Find more information about Dr Yacob Astatke on his web site: http://dryacobastatke.com.

Nikos Avouris
University of Patras, Patras, Greece

Designing Mobile Learning Activities in Museums and Sites of Culture

This talk discusses theoretical and empirical work relating with designing activities for informal learning in museums and sites of culture through mobile games. As new locative media become part of our everyday life, it is argued that new kinds of mobile games facilitated by technology may change the experience of visiting a site of culture and produce new kinds of learning. We present examples of mobile games played in museums and discuss various ways through which learning may take place during game play. A distinction is made between the information consumption metaphor and a more participative way of experiencing culture. We also discuss game design as an example of participatory activity and we identify its learning dimensions. In particular, we elaborate on the role of technology in providing a scaffold that can help museum audience to construct games which can function as “public artefacts” and can be added to the museum’s assets, enhancing audience engagement and community building.

The Speaker

Portrait of Nikos Avouris

Nikolaos Avouris is professor of Software Technology and Human-Computer Interaction at the University of Patras, Greece. His research interests include Interactive Systems Design and Human-machine interaction with emphasis in cultural and educational fields. He has special interest and experience in Distributed intelligent systems, collaborative systems, usability and accessibility of interactive systems, mobile systems, web applications and services. In recent years he coordinated research and design of mobile games like MuseumScrabble, Rebels vs. Spies and others.

Clemens Cap
University of Rostock, Rostock, Germany

Would Socrates have used the iPad in Class?
Or: How can we support the interactive learning process with current technologies?

The greek philosopher Socrates is well-known for his famous teaching method. With the help of dialogues, asking and answering questions, he guided his students and led them to a fresh understanding of the subject he wanted to teach. Since Socrates, numerous technologies have been adopted to support the teaching process; they have been evaluated and used, and many have been dropped again. However, there is good reason to believe that with current mobile communication devices we are about to reach an important turning point in learning technology.

The talk will provide three examples from the projects Tweedback, Mathepitorium and Multiscript to build on the socratic hypothesis that an optimal learning method requires the right hint by the right peers at the right moment. This combination of social, topical and contextual elements can be provided efficiently by recent technology if it is used by a skillful teacher in the right manner. The required system design, however, goes beyond traditional and blended e-learning approaches and needs a particular combination of flexibility and structure.

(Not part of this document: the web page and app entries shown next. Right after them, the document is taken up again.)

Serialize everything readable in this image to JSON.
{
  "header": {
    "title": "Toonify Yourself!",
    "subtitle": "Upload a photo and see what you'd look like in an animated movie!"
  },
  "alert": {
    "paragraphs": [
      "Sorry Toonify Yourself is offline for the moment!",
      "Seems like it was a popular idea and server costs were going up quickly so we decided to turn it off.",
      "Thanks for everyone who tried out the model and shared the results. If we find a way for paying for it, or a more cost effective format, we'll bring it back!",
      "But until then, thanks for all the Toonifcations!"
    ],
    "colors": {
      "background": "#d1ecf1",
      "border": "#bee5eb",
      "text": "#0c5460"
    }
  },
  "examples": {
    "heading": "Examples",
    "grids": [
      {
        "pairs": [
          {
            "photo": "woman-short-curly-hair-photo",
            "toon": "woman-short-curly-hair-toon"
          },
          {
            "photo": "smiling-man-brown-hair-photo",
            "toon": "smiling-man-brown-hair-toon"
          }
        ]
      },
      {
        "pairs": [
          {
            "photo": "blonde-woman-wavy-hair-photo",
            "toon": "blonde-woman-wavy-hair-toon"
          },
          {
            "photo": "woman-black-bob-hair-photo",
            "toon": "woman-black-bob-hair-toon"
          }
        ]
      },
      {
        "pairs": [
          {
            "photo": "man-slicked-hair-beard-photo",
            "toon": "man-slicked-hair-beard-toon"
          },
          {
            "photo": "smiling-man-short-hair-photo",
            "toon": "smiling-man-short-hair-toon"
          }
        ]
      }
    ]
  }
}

The Speaker

Portrait of Clemens Cap

Clemens Cap has studied mathematics, computer science and physics in Innsbruck, Austria and has a PhD in applied mathematics. He spent ten years, first as postdoc then as assistant professor in computer science at the university of Zurich, Switzerland. He acted as associate professor at the university of Mannheim, Germany. Since 1997 he is full professor for information and communication services at the university of Rostock, Germany. His research interests focus on distributed and networked systems and applications. He is especially interested in security and privacy aspects and in the interaction of the end user with all forms of networked, interactive and collaborative content. He is a regular guest lecturer in Switzerland and in the Baltic states.